Drop the pictures and repeat the remaining data exactly.

(Element data from apps and pages)
********

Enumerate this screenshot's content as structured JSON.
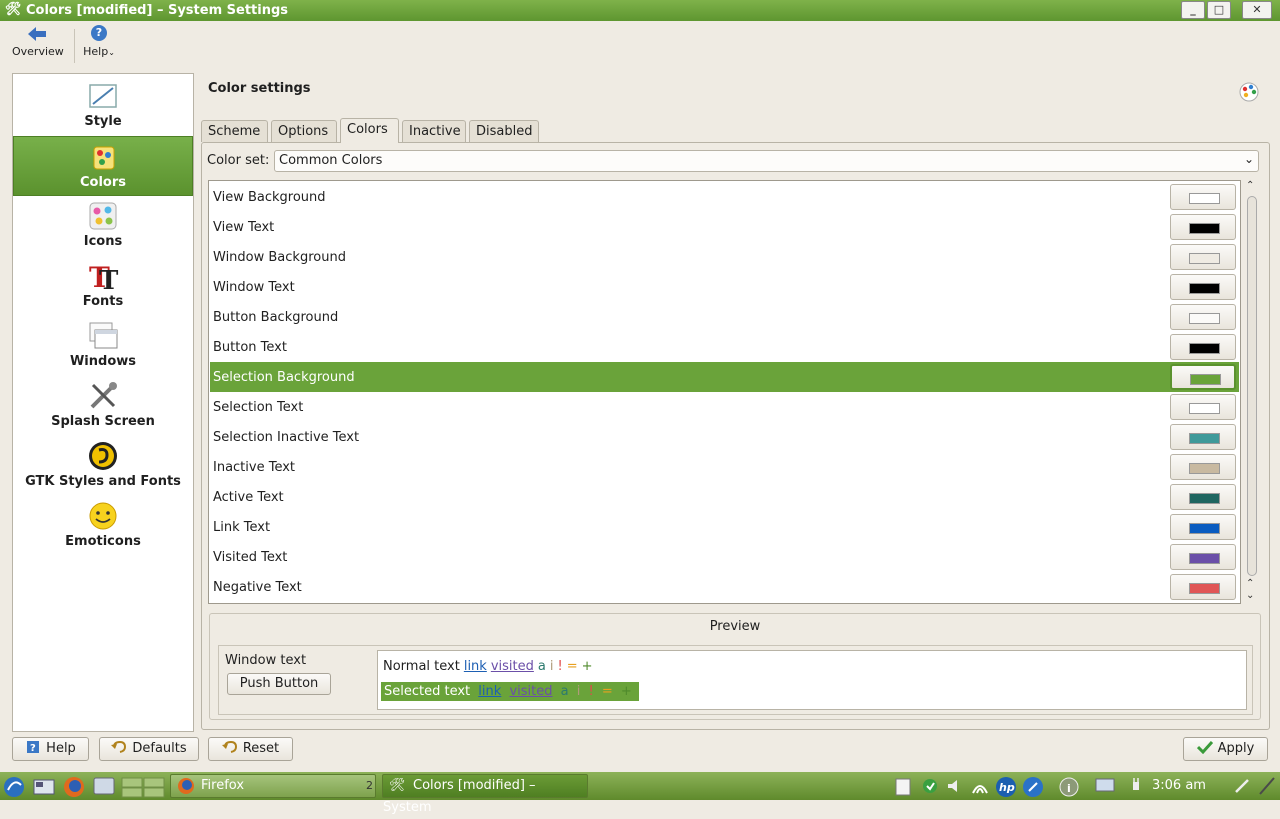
{
  "window": {
    "title": "Colors [modified] – System Settings",
    "min": "_",
    "max": "□",
    "close": "✕"
  },
  "toolbar": {
    "overview": "Overview",
    "help": "Help"
  },
  "sidebar": {
    "items": [
      {
        "label": "Style"
      },
      {
        "label": "Colors"
      },
      {
        "label": "Icons"
      },
      {
        "label": "Fonts"
      },
      {
        "label": "Windows"
      },
      {
        "label": "Splash Screen"
      },
      {
        "label": "GTK Styles and Fonts"
      },
      {
        "label": "Emoticons"
      }
    ],
    "active_index": 1
  },
  "main": {
    "title": "Color settings",
    "tabs": [
      {
        "label": "Scheme"
      },
      {
        "label": "Options"
      },
      {
        "label": "Colors"
      },
      {
        "label": "Inactive"
      },
      {
        "label": "Disabled"
      }
    ],
    "active_tab": 2,
    "color_set_label": "Color set:",
    "color_set_value": "Common Colors",
    "rows": [
      {
        "label": "View Background",
        "color": "#ffffff"
      },
      {
        "label": "View Text",
        "color": "#000000"
      },
      {
        "label": "Window Background",
        "color": "#efebe3"
      },
      {
        "label": "Window Text",
        "color": "#000000"
      },
      {
        "label": "Button Background",
        "color": "#fbfaf8"
      },
      {
        "label": "Button Text",
        "color": "#000000"
      },
      {
        "label": "Selection Background",
        "color": "#6aa33a",
        "selected": true
      },
      {
        "label": "Selection Text",
        "color": "#ffffff"
      },
      {
        "label": "Selection Inactive Text",
        "color": "#3f9a9a"
      },
      {
        "label": "Inactive Text",
        "color": "#c8b9a0"
      },
      {
        "label": "Active Text",
        "color": "#1f6660"
      },
      {
        "label": "Link Text",
        "color": "#0a5cc0"
      },
      {
        "label": "Visited Text",
        "color": "#6b4fa8"
      },
      {
        "label": "Negative Text",
        "color": "#e05555"
      }
    ]
  },
  "preview": {
    "title": "Preview",
    "window_text": "Window text",
    "push_button": "Push Button",
    "normal": {
      "normal": "Normal text",
      "link": "link",
      "visited": "visited",
      "a": "a",
      "i": "i",
      "neg": "!",
      "neu": "=",
      "pos": "+"
    },
    "selected": {
      "normal": "Selected text",
      "link": "link",
      "visited": "visited",
      "a": "a",
      "i": "i",
      "neg": "!",
      "neu": "=",
      "pos": "+"
    }
  },
  "buttons": {
    "help": "Help",
    "defaults": "Defaults",
    "reset": "Reset",
    "apply": "Apply"
  },
  "taskbar": {
    "firefox_task": "Firefox",
    "firefox_count": "2",
    "settings_task": "Colors [modified] – System",
    "clock": "3:06 am"
  }
}
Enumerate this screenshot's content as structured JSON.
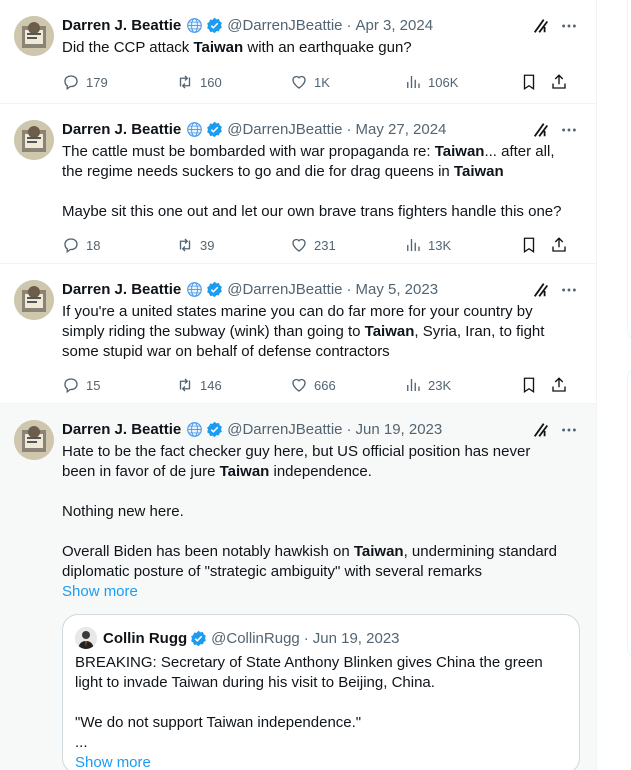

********

> [Result]:
Enumerate this screenshot's content as structured JSON.
{
  "window": {
    "title": "Colors [modified] – System Settings",
    "min": "_",
    "max": "□",
    "close": "✕"
  },
  "toolbar": {
    "overview": "Overview",
    "help": "Help"
  },
  "sidebar": {
    "items": [
      {
        "label": "Style"
      },
      {
        "label": "Colors"
      },
      {
        "label": "Icons"
      },
      {
        "label": "Fonts"
      },
      {
        "label": "Windows"
      },
      {
        "label": "Splash Screen"
      },
      {
        "label": "GTK Styles and Fonts"
      },
      {
        "label": "Emoticons"
      }
    ],
    "active_index": 1
  },
  "main": {
    "title": "Color settings",
    "tabs": [
      {
        "label": "Scheme"
      },
      {
        "label": "Options"
      },
      {
        "label": "Colors"
      },
      {
        "label": "Inactive"
      },
      {
        "label": "Disabled"
      }
    ],
    "active_tab": 2,
    "color_set_label": "Color set:",
    "color_set_value": "Common Colors",
    "rows": [
      {
        "label": "View Background",
        "color": "#ffffff"
      },
      {
        "label": "View Text",
        "color": "#000000"
      },
      {
        "label": "Window Background",
        "color": "#efebe3"
      },
      {
        "label": "Window Text",
        "color": "#000000"
      },
      {
        "label": "Button Background",
        "color": "#fbfaf8"
      },
      {
        "label": "Button Text",
        "color": "#000000"
      },
      {
        "label": "Selection Background",
        "color": "#6aa33a",
        "selected": true
      },
      {
        "label": "Selection Text",
        "color": "#ffffff"
      },
      {
        "label": "Selection Inactive Text",
        "color": "#3f9a9a"
      },
      {
        "label": "Inactive Text",
        "color": "#c8b9a0"
      },
      {
        "label": "Active Text",
        "color": "#1f6660"
      },
      {
        "label": "Link Text",
        "color": "#0a5cc0"
      },
      {
        "label": "Visited Text",
        "color": "#6b4fa8"
      },
      {
        "label": "Negative Text",
        "color": "#e05555"
      }
    ]
  },
  "preview": {
    "title": "Preview",
    "window_text": "Window text",
    "push_button": "Push Button",
    "normal": {
      "normal": "Normal text",
      "link": "link",
      "visited": "visited",
      "a": "a",
      "i": "i",
      "neg": "!",
      "neu": "=",
      "pos": "+"
    },
    "selected": {
      "normal": "Selected text",
      "link": "link",
      "visited": "visited",
      "a": "a",
      "i": "i",
      "neg": "!",
      "neu": "=",
      "pos": "+"
    }
  },
  "buttons": {
    "help": "Help",
    "defaults": "Defaults",
    "reset": "Reset",
    "apply": "Apply"
  },
  "taskbar": {
    "firefox_task": "Firefox",
    "firefox_count": "2",
    "settings_task": "Colors [modified] – System",
    "clock": "3:06 am"
  }
}
Enumerate this screenshot's content as structured JSON.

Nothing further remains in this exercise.